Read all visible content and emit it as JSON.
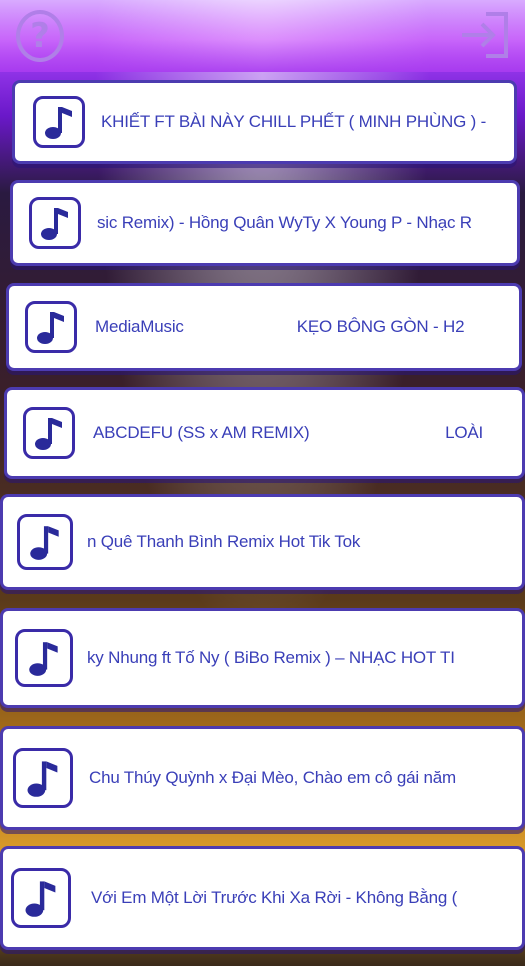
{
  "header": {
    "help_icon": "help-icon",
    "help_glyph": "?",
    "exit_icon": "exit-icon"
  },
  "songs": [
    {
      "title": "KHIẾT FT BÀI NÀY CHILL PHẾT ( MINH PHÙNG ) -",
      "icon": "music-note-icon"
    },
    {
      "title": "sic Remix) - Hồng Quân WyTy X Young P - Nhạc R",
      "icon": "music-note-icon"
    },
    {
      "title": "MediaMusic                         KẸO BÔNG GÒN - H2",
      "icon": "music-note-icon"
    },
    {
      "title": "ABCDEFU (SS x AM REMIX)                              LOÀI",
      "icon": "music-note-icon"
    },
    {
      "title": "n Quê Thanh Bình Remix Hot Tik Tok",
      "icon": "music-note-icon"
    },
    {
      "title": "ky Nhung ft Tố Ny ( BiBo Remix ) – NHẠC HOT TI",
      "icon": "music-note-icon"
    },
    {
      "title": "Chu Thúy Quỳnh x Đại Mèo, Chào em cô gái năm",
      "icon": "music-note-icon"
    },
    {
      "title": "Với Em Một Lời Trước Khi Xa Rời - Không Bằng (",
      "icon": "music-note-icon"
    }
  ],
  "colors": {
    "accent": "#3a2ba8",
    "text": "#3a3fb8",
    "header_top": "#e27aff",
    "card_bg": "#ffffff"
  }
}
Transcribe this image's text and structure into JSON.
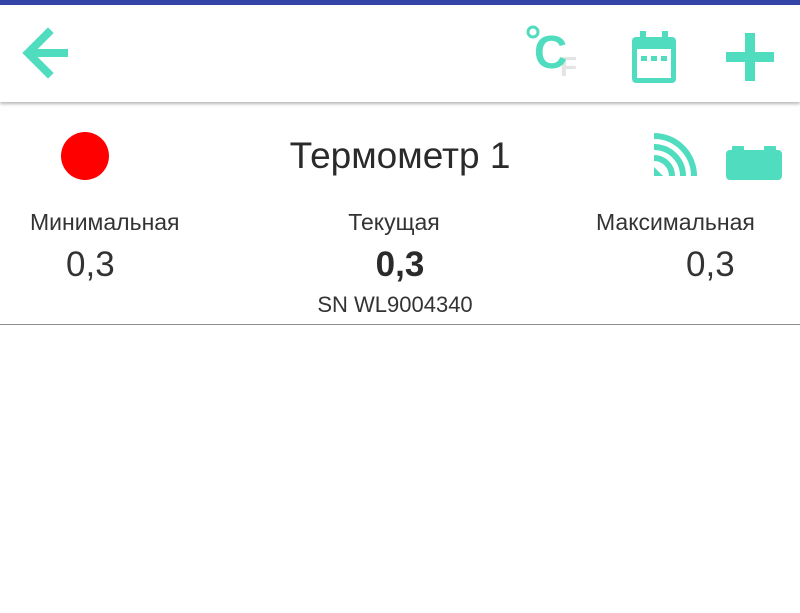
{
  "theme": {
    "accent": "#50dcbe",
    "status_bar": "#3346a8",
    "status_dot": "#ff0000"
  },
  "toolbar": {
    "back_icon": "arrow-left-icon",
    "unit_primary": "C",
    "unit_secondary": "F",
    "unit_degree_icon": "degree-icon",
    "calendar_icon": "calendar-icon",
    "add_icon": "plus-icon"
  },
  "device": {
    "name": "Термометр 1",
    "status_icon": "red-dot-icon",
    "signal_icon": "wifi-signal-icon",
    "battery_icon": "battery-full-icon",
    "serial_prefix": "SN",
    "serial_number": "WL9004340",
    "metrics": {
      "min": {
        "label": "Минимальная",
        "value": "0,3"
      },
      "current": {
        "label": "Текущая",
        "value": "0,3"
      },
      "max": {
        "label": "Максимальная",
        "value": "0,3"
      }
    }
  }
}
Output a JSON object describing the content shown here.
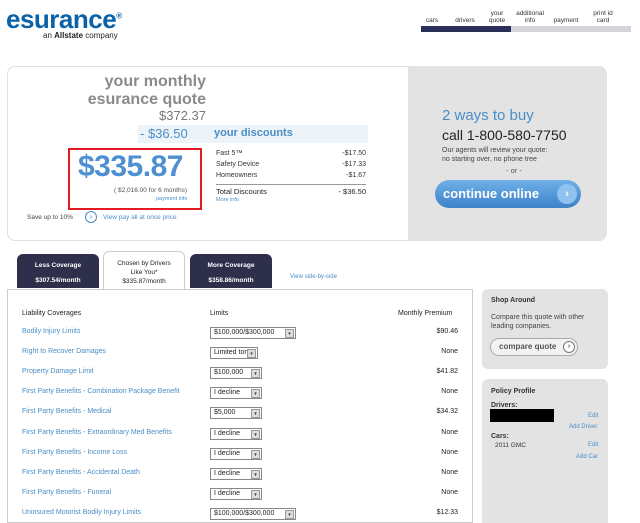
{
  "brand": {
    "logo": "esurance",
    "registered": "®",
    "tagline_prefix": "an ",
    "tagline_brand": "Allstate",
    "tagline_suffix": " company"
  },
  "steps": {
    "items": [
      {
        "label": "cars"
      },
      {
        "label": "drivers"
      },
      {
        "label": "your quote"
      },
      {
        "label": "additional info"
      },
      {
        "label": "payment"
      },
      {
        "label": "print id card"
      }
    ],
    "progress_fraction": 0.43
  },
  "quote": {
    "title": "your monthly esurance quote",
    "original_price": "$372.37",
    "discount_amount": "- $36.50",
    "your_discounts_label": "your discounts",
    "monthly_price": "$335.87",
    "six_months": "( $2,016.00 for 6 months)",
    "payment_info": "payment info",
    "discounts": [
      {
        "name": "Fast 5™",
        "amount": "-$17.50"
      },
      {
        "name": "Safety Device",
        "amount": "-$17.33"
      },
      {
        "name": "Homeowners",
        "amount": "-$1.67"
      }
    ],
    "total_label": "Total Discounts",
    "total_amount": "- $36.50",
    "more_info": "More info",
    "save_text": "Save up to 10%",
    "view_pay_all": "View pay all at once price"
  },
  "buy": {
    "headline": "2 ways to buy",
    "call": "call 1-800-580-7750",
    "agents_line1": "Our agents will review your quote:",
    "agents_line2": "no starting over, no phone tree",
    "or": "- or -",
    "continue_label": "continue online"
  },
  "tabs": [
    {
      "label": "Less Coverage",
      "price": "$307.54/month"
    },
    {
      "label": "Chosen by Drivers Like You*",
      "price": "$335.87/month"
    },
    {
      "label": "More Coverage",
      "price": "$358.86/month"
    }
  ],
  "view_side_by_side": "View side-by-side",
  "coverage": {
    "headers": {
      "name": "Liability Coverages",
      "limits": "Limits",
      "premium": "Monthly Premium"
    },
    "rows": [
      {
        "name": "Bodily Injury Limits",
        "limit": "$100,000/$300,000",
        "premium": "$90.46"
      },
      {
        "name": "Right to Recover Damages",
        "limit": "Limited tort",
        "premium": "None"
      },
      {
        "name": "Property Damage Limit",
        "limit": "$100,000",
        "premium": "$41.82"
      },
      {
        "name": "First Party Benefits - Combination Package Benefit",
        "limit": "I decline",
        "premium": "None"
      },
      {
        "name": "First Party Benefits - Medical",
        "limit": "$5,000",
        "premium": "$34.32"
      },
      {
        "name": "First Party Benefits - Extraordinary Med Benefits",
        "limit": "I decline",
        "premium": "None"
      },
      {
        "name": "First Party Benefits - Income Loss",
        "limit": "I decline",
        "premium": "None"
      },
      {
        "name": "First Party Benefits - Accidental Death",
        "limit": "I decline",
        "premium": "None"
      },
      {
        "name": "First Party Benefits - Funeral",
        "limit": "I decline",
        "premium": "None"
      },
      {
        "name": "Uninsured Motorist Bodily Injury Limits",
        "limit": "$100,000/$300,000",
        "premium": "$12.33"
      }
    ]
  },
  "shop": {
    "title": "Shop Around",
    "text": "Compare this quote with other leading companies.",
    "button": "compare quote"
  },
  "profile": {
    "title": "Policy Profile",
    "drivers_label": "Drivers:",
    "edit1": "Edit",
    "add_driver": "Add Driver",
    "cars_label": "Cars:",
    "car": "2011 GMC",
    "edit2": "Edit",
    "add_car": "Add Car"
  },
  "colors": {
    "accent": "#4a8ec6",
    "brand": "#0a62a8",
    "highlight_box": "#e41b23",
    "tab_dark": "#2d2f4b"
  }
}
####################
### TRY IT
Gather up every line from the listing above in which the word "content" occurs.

### PROBLEM SOLUTION
Read all visible content and emit it as JSON.
Output a JSON object describing the content shown here.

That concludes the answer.